Eli Pariser, a former executive director of MoveOn, and Peter Koechley, a former managing editor of The Onion, founded Upworthy in March 2012. Chris Hughes, a co-founder of Facebook, was an early investor. They each month reached 100MM people across the two platforms.
Despite having a modest number of articles, they were the third most social publication on Facebook by November 2013.
Since 2015, the website has placed a greater emphasis on creating original content rather than compiling content from other sources under the leadership of Amy O’Leary, its new editorial director (who joined the site from The New York Times in February 2015).
The Writers Guild of America, East, the union in question, has organised a number of internet “viral” news publishers.
There have been two investment rounds for Upworthy. It received $4 million in funding from New Enterprise Associates and other angel investors in October 2012, including Chris Hughes, the owner of the New Republic and co-founder of Facebook, John Johnson of BuzzFeed, Alexis Ohanian of Reddit, and Chris Hughes of Facebook.
Being a Better Human, Citizenship & Democracy, Culture, Identities, and Science & Technology are some of the subjects covered.
Over 80 million unique visitors came to Upworthy in November 2013, reaching a record high for the month. But by the beginning of 2014, it had decreased to about 20 million distinct visitors. According to Upworthy’s mission statement as of December 2014, the company engages a total of roughly 50 million people per month.
In October 2016, there were 157,370 subscribers and over 10 million views on Upworthy’s YouTube channel. The channel had 163,154 subscribers and over 14 million viewers as of October 2018.
With the launch of Upworthy Collaborations in April 2014, the business started to turn a profit. Upworthy still uses AdSense for conventional advertising as of 2016.
The moniker given to Upworthy’s advertising alliances with businesses is Upworthy Collaborations. It consists of native advertisements and sponsored articles from its advertising partners. It asserts that “We draw a line on greenwashing” and is careful about the organisations it works with.
According to Upworthy, it wants to collaborate with businesses that have a similar objective and set of values. We won’t accept an advertisement from Exxon claiming to be helpful for the environment, but a Skype advertisement claiming to help people communicate—that seems about right, according to Peter Koechley—is acceptable.

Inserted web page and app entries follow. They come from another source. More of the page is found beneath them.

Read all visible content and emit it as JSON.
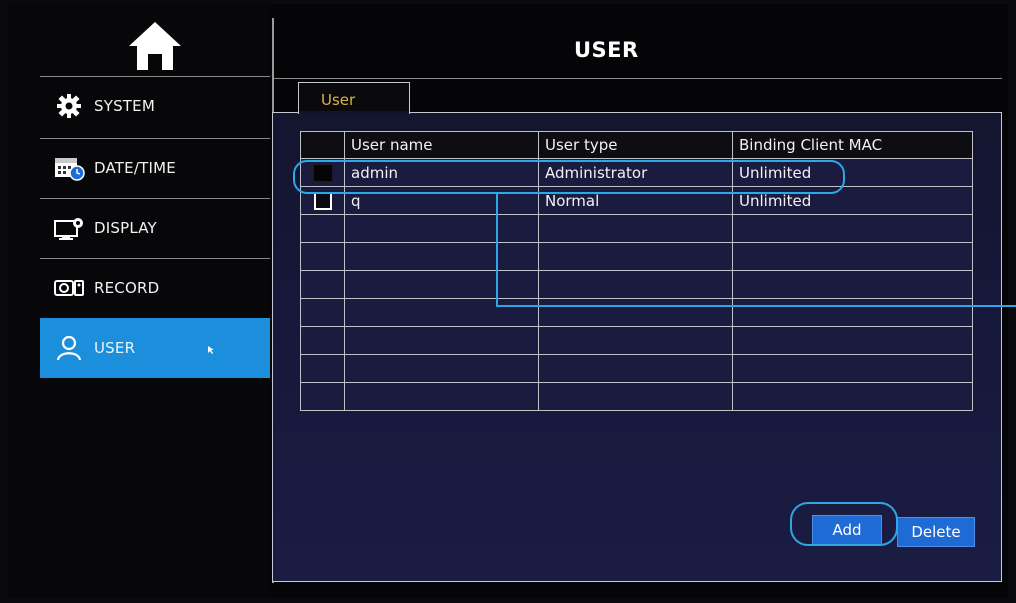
{
  "header": {
    "title": "USER"
  },
  "sidebar": {
    "items": [
      {
        "label": "SYSTEM",
        "icon": "gear-icon"
      },
      {
        "label": "DATE/TIME",
        "icon": "calendar-icon"
      },
      {
        "label": "DISPLAY",
        "icon": "display-icon"
      },
      {
        "label": "RECORD",
        "icon": "record-icon"
      },
      {
        "label": "USER",
        "icon": "user-icon",
        "active": true
      }
    ]
  },
  "tab": {
    "label": "User"
  },
  "table": {
    "columns": [
      "User name",
      "User type",
      "Binding Client MAC"
    ],
    "rows": [
      {
        "name": "admin",
        "type": "Administrator",
        "mac": "Unlimited"
      },
      {
        "name": "q",
        "type": "Normal",
        "mac": "Unlimited"
      }
    ]
  },
  "buttons": {
    "add": "Add",
    "delete": "Delete"
  },
  "colors": {
    "accent": "#1b8fdb",
    "tab_text": "#d9b44a",
    "button": "#1e6bd6",
    "highlight": "#2aa8e8"
  }
}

It has drawn well-known companies like Unilever, Skype, CoverGirl, and non-profit organisations like the Bill & Melinda Gates Foundation.